• YOUR ASSIGNMENT: In your copy, reproduce the entries exactly as they are, minus the images.

• DATASET RECORDS:
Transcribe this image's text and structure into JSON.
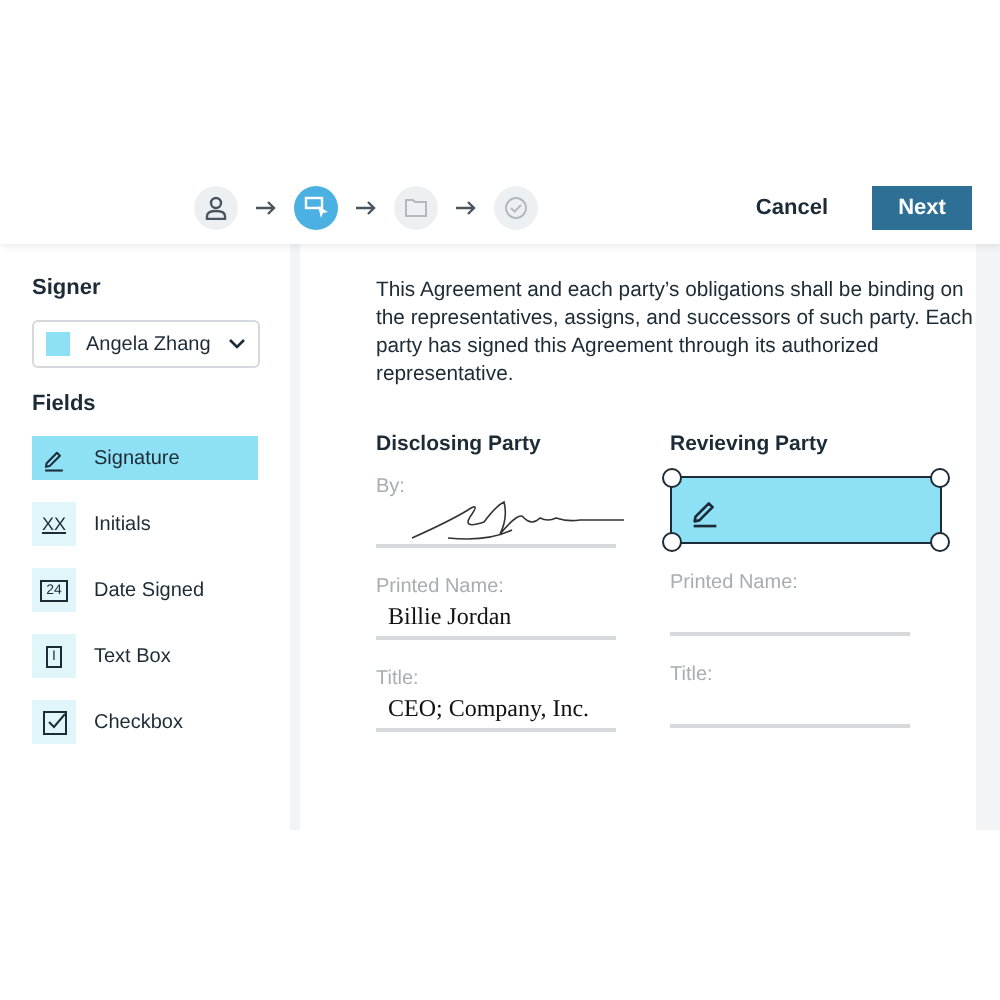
{
  "steps": [
    {
      "kind": "person",
      "selected": false
    },
    {
      "kind": "fields",
      "selected": true
    },
    {
      "kind": "folder",
      "selected": false
    },
    {
      "kind": "check",
      "selected": false
    }
  ],
  "actions": {
    "cancel": "Cancel",
    "next": "Next"
  },
  "sidebar": {
    "signer_label": "Signer",
    "signer": {
      "name": "Angela Zhang",
      "color": "#8ee0f5"
    },
    "fields_label": "Fields",
    "fields": [
      {
        "kind": "signature",
        "label": "Signature",
        "selected": true
      },
      {
        "kind": "initials",
        "label": "Initials",
        "icon_text": "XX",
        "selected": false
      },
      {
        "kind": "date",
        "label": "Date Signed",
        "icon_text": "24",
        "selected": false
      },
      {
        "kind": "textbox",
        "label": "Text Box",
        "icon_text": "I",
        "selected": false
      },
      {
        "kind": "checkbox",
        "label": "Checkbox",
        "selected": false
      }
    ]
  },
  "document": {
    "paragraph": "This Agreement and each party’s obligations shall be binding on the representatives, assigns, and successors of such party. Each party has signed this Agreement through its authorized representative.",
    "parties": [
      {
        "heading": "Disclosing Party",
        "signature": {
          "kind": "signed",
          "label": "By:"
        },
        "name_label": "Printed Name:",
        "name": "Billie Jordan",
        "title_label": "Title:",
        "title": "CEO; Company, Inc."
      },
      {
        "heading": "Revieving Party",
        "signature": {
          "kind": "field",
          "selected": true
        },
        "name_label": "Printed Name:",
        "title_label": "Title:"
      }
    ]
  }
}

• EXERCISE ANSWER:
Transcribe this image's text and structure into JSON.
{
  "steps": [
    {
      "kind": "person",
      "selected": false
    },
    {
      "kind": "fields",
      "selected": true
    },
    {
      "kind": "folder",
      "selected": false
    },
    {
      "kind": "check",
      "selected": false
    }
  ],
  "actions": {
    "cancel": "Cancel",
    "next": "Next"
  },
  "sidebar": {
    "signer_label": "Signer",
    "signer": {
      "name": "Angela Zhang",
      "color": "#8ee0f5"
    },
    "fields_label": "Fields",
    "fields": [
      {
        "kind": "signature",
        "label": "Signature",
        "selected": true
      },
      {
        "kind": "initials",
        "label": "Initials",
        "icon_text": "XX",
        "selected": false
      },
      {
        "kind": "date",
        "label": "Date Signed",
        "icon_text": "24",
        "selected": false
      },
      {
        "kind": "textbox",
        "label": "Text Box",
        "icon_text": "I",
        "selected": false
      },
      {
        "kind": "checkbox",
        "label": "Checkbox",
        "selected": false
      }
    ]
  },
  "document": {
    "paragraph": "This Agreement and each party’s obligations shall be binding on the representatives, assigns, and successors of such party. Each party has signed this Agreement through its authorized representative.",
    "parties": [
      {
        "heading": "Disclosing Party",
        "signature": {
          "kind": "signed",
          "label": "By:"
        },
        "name_label": "Printed Name:",
        "name": "Billie Jordan",
        "title_label": "Title:",
        "title": "CEO; Company, Inc."
      },
      {
        "heading": "Revieving Party",
        "signature": {
          "kind": "field",
          "selected": true
        },
        "name_label": "Printed Name:",
        "title_label": "Title:"
      }
    ]
  }
}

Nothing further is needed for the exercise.